Here we know them as mosquitoes, in Sweden they are called “myggor” – call them what you want, they are a summer problem. As are of course ticks, slugs, and snakes. Swedish biologist Lars-Åke Janzon tells us exactly what it is these summer nuisances do and how we can protect ourselves from them. Let’s start with the mosquitoes. The female mosquito stings and sucks blood. The venom she injects is weak, but the subsequent itching is what may actually cause infections. Protect yourself against mosquito bites by using insect repellent along with long sleeves, and long pants. Avoid moist areas, where mosquitoes like to be. Stay inside in the evening and nighttime. Did you know that mosquitoes are what birds and bats feed on? The amount of mosquitoes is an important reason why migrating birds return to Sweden in summertime.
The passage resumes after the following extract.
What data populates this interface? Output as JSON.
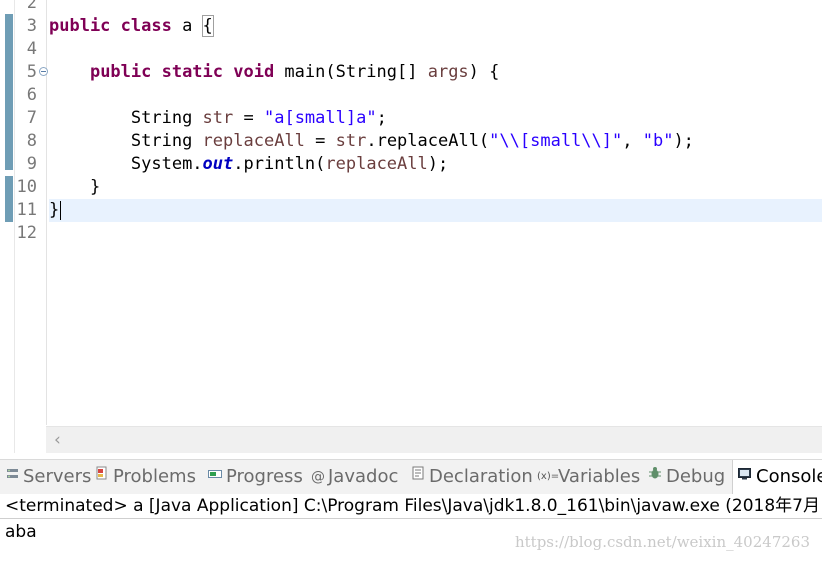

A bee or wasp sting hurts, but is normally not dangerous. There are, however, people who are extra sensitive. In Sweden an average of two people a year die of a bee sting. Avoid them by avoiding colorful clothes and heavy perfumes. Do not put your lunch table or picnic near one of their nests. They like all the things we like (except vegetables and water). Did you know bees and wasps ear larvae and other harmful insects in our gardens? They also drink nectar and pollinate flowers.
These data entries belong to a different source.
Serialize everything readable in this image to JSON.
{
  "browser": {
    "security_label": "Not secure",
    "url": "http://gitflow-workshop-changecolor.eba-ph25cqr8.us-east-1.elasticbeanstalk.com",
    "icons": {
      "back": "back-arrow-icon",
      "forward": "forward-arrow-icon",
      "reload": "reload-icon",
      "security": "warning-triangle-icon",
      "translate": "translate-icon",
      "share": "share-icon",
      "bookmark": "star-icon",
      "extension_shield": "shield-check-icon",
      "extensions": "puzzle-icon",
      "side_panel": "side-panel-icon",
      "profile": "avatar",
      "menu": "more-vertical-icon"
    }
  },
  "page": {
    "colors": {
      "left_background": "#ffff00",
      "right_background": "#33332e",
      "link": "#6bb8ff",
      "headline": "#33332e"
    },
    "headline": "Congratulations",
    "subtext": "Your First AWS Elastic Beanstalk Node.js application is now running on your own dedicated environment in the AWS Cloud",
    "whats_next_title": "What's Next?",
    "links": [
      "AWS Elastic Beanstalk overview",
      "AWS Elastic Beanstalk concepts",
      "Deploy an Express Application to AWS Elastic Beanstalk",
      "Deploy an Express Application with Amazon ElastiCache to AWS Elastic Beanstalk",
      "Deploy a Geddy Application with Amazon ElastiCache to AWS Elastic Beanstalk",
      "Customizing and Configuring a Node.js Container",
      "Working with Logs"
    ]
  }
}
Ticks suck your blood and spread serious diseases. According to Janzon, ticks are the most dangerous animals in Sweden. You can protect yourself against Lyme disease by removing the tick within 24 hours, and there’s a vaccine against tick-borne encephalitis (TBE). To avoid ticks, make sure to cover up your body, preferably in light-colored clothing, so that you can spot them should they attack. It may help to eat garlic and drink alcohol, as garlic and alcohol are said to deter them. “They are there only for their own sake, and could care less whether they are useful or not,” says Janzon.

Spanish slug sounds better than their Swedish name, which is “mördarsnigel” or “killer slug”. These slugs show up in droves and eat whatever greens they can find in your garden. There are several tricks to keep them at bay: everything from beer traps to barriers of saw dust and biological control. The most effective way to get rid of them? Pick them up and kill them, by putting them in the freezer. “Hard to see what good they do. Perhaps you can make lubricants out of them since they are so slimy,” says Janzon.
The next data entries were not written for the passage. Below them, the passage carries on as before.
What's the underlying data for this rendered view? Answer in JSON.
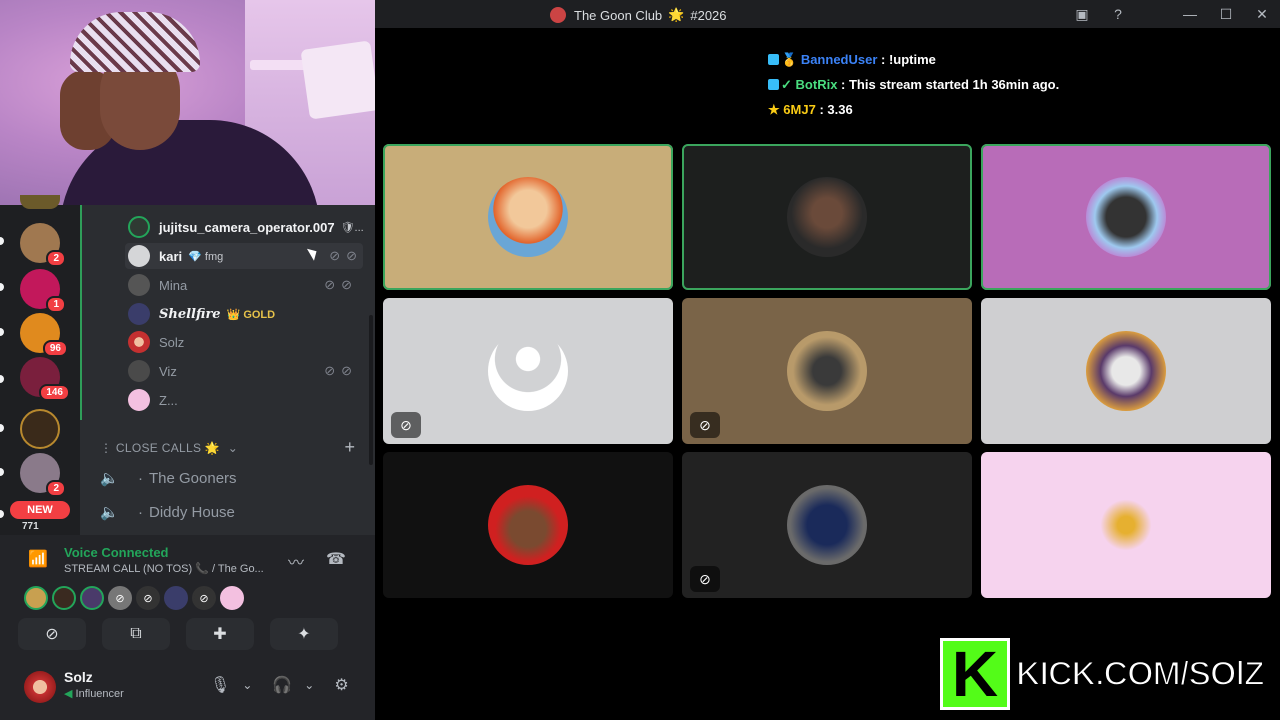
{
  "window": {
    "title": "The Goon Club",
    "title_emoji": "🌟",
    "title_suffix": "#2026"
  },
  "servers": [
    {
      "badge": "2"
    },
    {
      "badge": "1"
    },
    {
      "badge": "96"
    },
    {
      "badge": "146"
    },
    {
      "badge": ""
    },
    {
      "badge": "2"
    },
    {
      "badge": "771",
      "label": "NEW"
    }
  ],
  "voice_users": [
    {
      "name": "jujitsu_camera_operator.007",
      "suffix": "🛡...",
      "tag": ""
    },
    {
      "name": "kari",
      "tag": "💎 fmg"
    },
    {
      "name": "Mina",
      "tag": ""
    },
    {
      "name": "Shellfire",
      "tag": "👑 GOLD"
    },
    {
      "name": "Solz",
      "tag": ""
    },
    {
      "name": "Viz",
      "tag": ""
    },
    {
      "name": "Z...",
      "tag": ""
    }
  ],
  "category": {
    "label": "⋮ CLOSE CALLS 🌟",
    "chevron": "⌄",
    "add": "+"
  },
  "voice_channels": [
    {
      "name": "The Gooners"
    },
    {
      "name": "Diddy House"
    }
  ],
  "voice_panel": {
    "title": "Voice Connected",
    "subtitle": "STREAM CALL (NO TOS) 📞 / The Go..."
  },
  "user": {
    "name": "Solz",
    "status": "Influencer"
  },
  "chat": [
    {
      "user": "BannedUser",
      "message": ": !uptime"
    },
    {
      "user": "BotRix",
      "message": ": This stream started 1h 36min ago."
    },
    {
      "user": "6MJ7",
      "message": ": 3.36"
    }
  ],
  "watermark": {
    "k": "K",
    "url": "KICK.COM/SOlZ"
  },
  "colors": {
    "voice_green": "#23a55a",
    "kick_green": "#53fc18",
    "badge_red": "#f23f43"
  }
}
A sunburn is a mild form of burn, but your skin won’t forget it. Sunburns may cause cancer later in life. It also makes your skin age prematurely. Protect yourself by wearing long sleeves and long pants, and use sunscreen with an SPF of at least 15. If you’re in the sun, avoid getting burnt by staying only short periods. Don’t avoid the sun altogether though, vitamin D is created when we’re out in the sun and that vitamin has positive effects on certain diseases.

Sweden's only poisonous snake is the adder. The snake may attack if it feels surprised, threatened or cornered. A bite from an adder is poisonous and those who get bitten should always go see a doctor. When you’re out in areas where there are snakes, watch where you are going, don’t sneak, the snake will curl away if it senses your steps. Snakes eat field-mice and other mice, and thereby reduce the risk of these small rodents getting into your house.